14. The fact that the right impaired in this case, the right to be tried as a juvenile, is statutory rather than constitutional does not affect the right to be heard. (See Goss v. Lopez (1975) 419 U.S. 565, 572, 95 S.Ct. 729, 735, 42 L.Ed.2d 725. Indeed, the right to be heard is so fundamental that it is not diminished even if the benefit in question is a privilege and not a right. (See Bell v. Burson (1971) 402 U.S. 535, 539, 91 S.Ct. 1586, 1589, 29 L.Ed.2d 90; Goldberg v. Kelly (1970) 397 U.S. 254, 262, 90 S.Ct. 1011, 1017, 25 L.Ed.2d 287; and Shapiro v. Thompson (1969) 394 U.S. 618, 627, fn. 6, 89 S.Ct. 1322, 1327, fn. 6, 22 L.Ed.2d 600.)
15. For critical analyses of prosecutorial discretion generally, see Vorenberg, Decent Restraint of Prosecutorial Power (1981) 94 Harv.L.Rev. 1521; Vorenberg, Narrowing the Discretion of Criminal Justice Officials (1976) Duke L.J. 651; Bubany & Skillern, Taming the Dragon: An Administrative Law for Prosecutorial Decision Making (1976) 13 Am.Crim.L.Rev. 473; Thomas & Fitch, Prosecutorial Decision Making (1976) 13 Am.Crim.L.Rev. 507; K. Davis, Discretionary Justice: A Preliminary Inquiry (1969); and Pound, Discretion, Dispensation and Mitigation: The Problem of the Individual Special Case (1960) 35 N.Y.U.L.Rev. 925. For quantitative analyses of certain aspects of prosecutorial discretion in the federal and California criminal justice systems, see Frase, The Decision to File Federal Criminal Charges: A Quantitative Study of Prosecutorial Discretion (1980) 47 U.Chi.L.Rev. 246 and Graham & Letwin, The Preliminary Hearings in Los Angeles: Some Field Findings and Legal-Policy Observations (1971) 18 U.C.L.A.L.Rev. 635.
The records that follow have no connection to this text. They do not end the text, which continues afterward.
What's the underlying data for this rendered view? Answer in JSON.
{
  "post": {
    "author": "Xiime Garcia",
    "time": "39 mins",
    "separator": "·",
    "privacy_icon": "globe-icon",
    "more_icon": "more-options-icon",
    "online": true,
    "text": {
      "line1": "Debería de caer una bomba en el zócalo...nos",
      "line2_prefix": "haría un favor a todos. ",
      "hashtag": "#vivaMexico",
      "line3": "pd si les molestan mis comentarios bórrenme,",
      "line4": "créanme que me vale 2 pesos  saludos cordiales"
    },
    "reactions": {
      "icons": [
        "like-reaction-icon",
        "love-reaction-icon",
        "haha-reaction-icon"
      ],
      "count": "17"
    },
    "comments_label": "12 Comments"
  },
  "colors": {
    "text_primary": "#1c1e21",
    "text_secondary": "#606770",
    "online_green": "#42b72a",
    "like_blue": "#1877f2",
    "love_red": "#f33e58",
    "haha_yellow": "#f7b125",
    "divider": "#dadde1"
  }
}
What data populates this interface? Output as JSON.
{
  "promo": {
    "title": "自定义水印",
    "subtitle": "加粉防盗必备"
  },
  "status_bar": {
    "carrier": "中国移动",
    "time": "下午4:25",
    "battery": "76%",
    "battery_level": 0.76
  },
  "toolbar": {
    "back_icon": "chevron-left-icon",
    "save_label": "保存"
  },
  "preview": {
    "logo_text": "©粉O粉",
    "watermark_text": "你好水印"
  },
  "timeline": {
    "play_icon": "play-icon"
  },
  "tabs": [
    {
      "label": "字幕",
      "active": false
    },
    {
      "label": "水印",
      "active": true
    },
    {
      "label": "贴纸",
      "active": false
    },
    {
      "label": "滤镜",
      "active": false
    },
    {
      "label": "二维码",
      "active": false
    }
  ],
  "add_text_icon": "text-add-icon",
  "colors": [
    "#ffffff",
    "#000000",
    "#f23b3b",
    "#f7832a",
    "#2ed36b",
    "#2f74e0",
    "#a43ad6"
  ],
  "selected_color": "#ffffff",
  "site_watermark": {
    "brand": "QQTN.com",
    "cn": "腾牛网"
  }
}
16. Section 635, which mandates a prompt detention hearing, was drafted and proposed to the Legislature in 1960 by the Governor's Special Study Commission on Juvenile Justice. In its report, after describing the “shocking” number of juveniles unjustifiably detained in California, the Commission makes the following observations, among others:“Some probation departments and law enforcement agencies defend their detention practices on the grounds that detention is of therapeutic value to the child. Others frankly admit that children are detained because of the convenience in conducting investigations and administering psychological examinations. While detention may have a therapeutic effect in selected cases, in the Commission's view, it is neither the function of law enforcement agencies nor probation departments to use it for this purpose. In our opinion, this is clearly and unmistakably a judicial responsibility which must be arrived at after juvenile court jurisdiction has been established.” (Report of the Governor's Special Study Commission on Juvenile Justice, Part I, Recommendations for Changes in California's Juvenile Court Law (Nov. 1960) p. 42, italics added.)
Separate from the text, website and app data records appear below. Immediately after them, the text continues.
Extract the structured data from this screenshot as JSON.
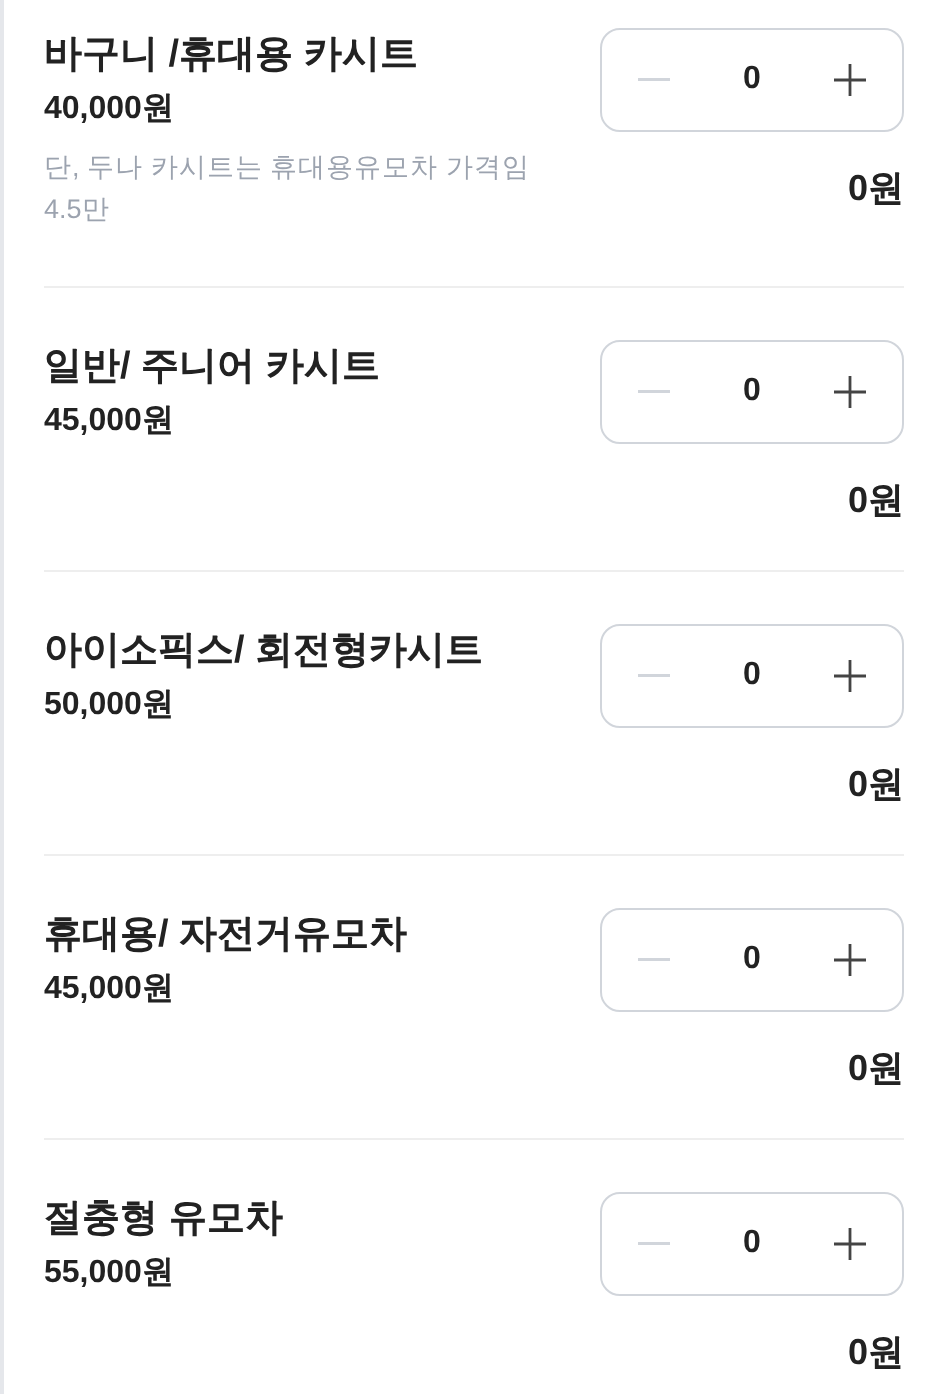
{
  "items": [
    {
      "name": "바구니 /휴대용 카시트",
      "price": "40,000원",
      "note": "단, 두나 카시트는 휴대용유모차 가격임 4.5만",
      "quantity": "0",
      "minus_disabled": true,
      "total": "0원"
    },
    {
      "name": "일반/ 주니어 카시트",
      "price": "45,000원",
      "quantity": "0",
      "minus_disabled": true,
      "total": "0원"
    },
    {
      "name": "아이소픽스/ 회전형카시트",
      "price": "50,000원",
      "quantity": "0",
      "minus_disabled": true,
      "total": "0원"
    },
    {
      "name": "휴대용/ 자전거유모차",
      "price": "45,000원",
      "quantity": "0",
      "minus_disabled": true,
      "total": "0원"
    },
    {
      "name": "절충형 유모차",
      "price": "55,000원",
      "quantity": "0",
      "minus_disabled": true,
      "total": "0원"
    }
  ]
}
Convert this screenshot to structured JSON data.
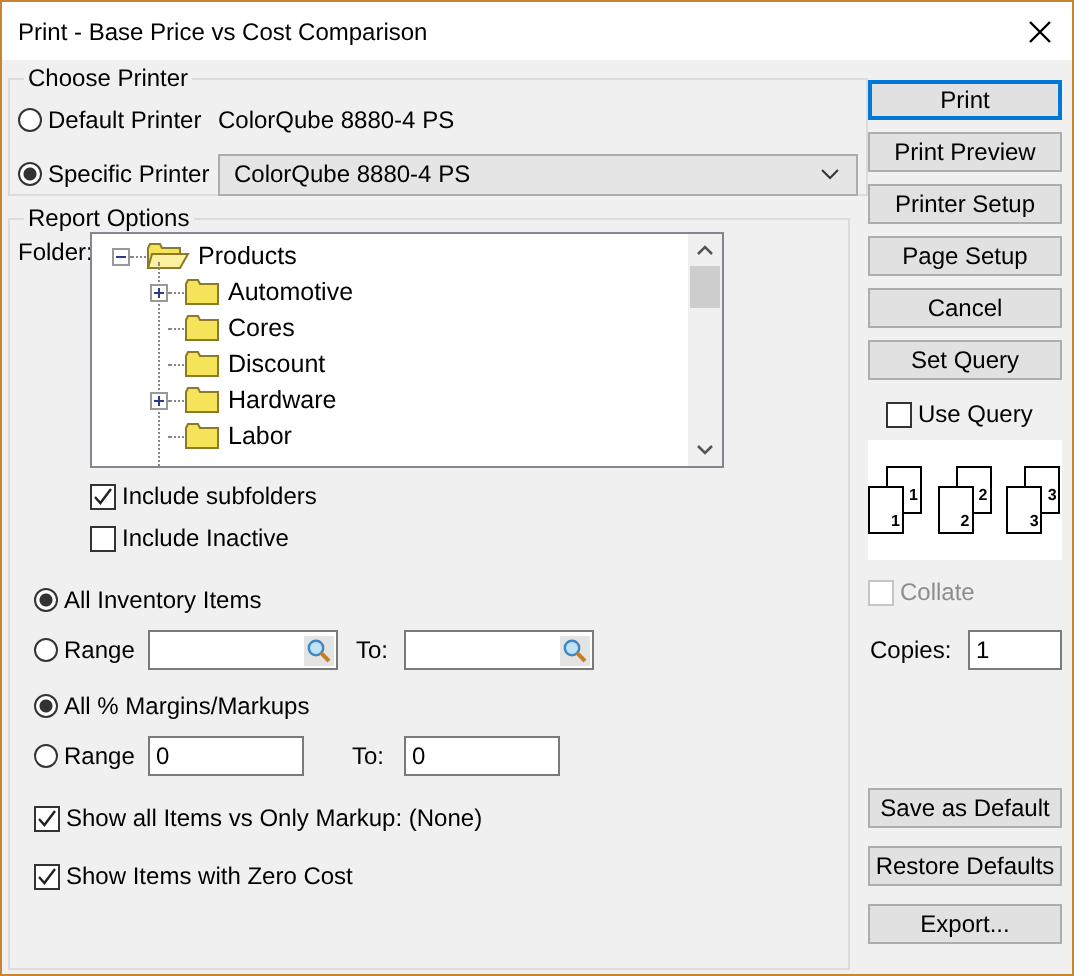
{
  "window": {
    "title": "Print - Base Price vs Cost Comparison"
  },
  "choose_printer": {
    "title": "Choose Printer",
    "options": [
      {
        "label": "Default Printer",
        "selected": false
      },
      {
        "label": "Specific Printer",
        "selected": true
      }
    ],
    "default_printer": "ColorQube 8880-4 PS",
    "printer_select": {
      "value": "ColorQube 8880-4 PS"
    }
  },
  "report_options": {
    "title": "Report Options",
    "folder_label": "Folder:",
    "tree": {
      "label": "Products",
      "expanded": true,
      "children": [
        {
          "label": "Automotive",
          "expandable": true
        },
        {
          "label": "Cores",
          "expandable": false
        },
        {
          "label": "Discount",
          "expandable": false
        },
        {
          "label": "Hardware",
          "expandable": true
        },
        {
          "label": "Labor",
          "expandable": false
        }
      ]
    },
    "include": [
      {
        "label": "Include subfolders",
        "checked": true
      },
      {
        "label": "Include Inactive",
        "checked": false
      }
    ],
    "inventory": {
      "options": [
        {
          "label": "All Inventory Items",
          "selected": true
        },
        {
          "label": "Range",
          "selected": false
        }
      ],
      "to_label": "To:"
    },
    "margins": {
      "options": [
        {
          "label": "All % Margins/Markups",
          "selected": true
        },
        {
          "label": "Range",
          "selected": false
        }
      ],
      "from": {
        "value": "0"
      },
      "to_label": "To:",
      "to": {
        "value": "0"
      }
    },
    "show_options": [
      {
        "label": "Show all Items vs Only Markup: (None)",
        "checked": true
      },
      {
        "label": "Show Items with Zero Cost",
        "checked": true
      }
    ]
  },
  "actions": [
    {
      "label": "Print",
      "focused": true
    },
    {
      "label": "Print Preview",
      "focused": false
    },
    {
      "label": "Printer Setup",
      "focused": false
    },
    {
      "label": "Page Setup",
      "focused": false
    },
    {
      "label": "Cancel",
      "focused": false
    },
    {
      "label": "Set Query",
      "focused": false
    }
  ],
  "use_query": {
    "label": "Use Query",
    "checked": false
  },
  "collate_pages": [
    {
      "back": "1",
      "front": "1"
    },
    {
      "back": "2",
      "front": "2"
    },
    {
      "back": "3",
      "front": "3"
    }
  ],
  "collate": {
    "label": "Collate",
    "checked": false,
    "disabled": true
  },
  "copies": {
    "label": "Copies:",
    "value": "1"
  },
  "footer_buttons": [
    {
      "label": "Save as Default"
    },
    {
      "label": "Restore Defaults"
    },
    {
      "label": "Export..."
    }
  ]
}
17. Since our holding is based not only upon section 637, but also the constitutional considerations described in In re William M., supra, 3 Cal.3d at 19, 89 Cal.Rptr. 33, 473 P.2d 737, it applies even in those very limited instances in which the minor against whom the presumption of unfitness is invoked is not detained and therefore has no right to a detention rehearing under section 637; that is, the prosecution cannot evade the need to establish a prima facie case by persuading the juvenile court not to detain the minor.
KLINE, Presiding Justice.
ROUSE and SMITH, JJ., concur.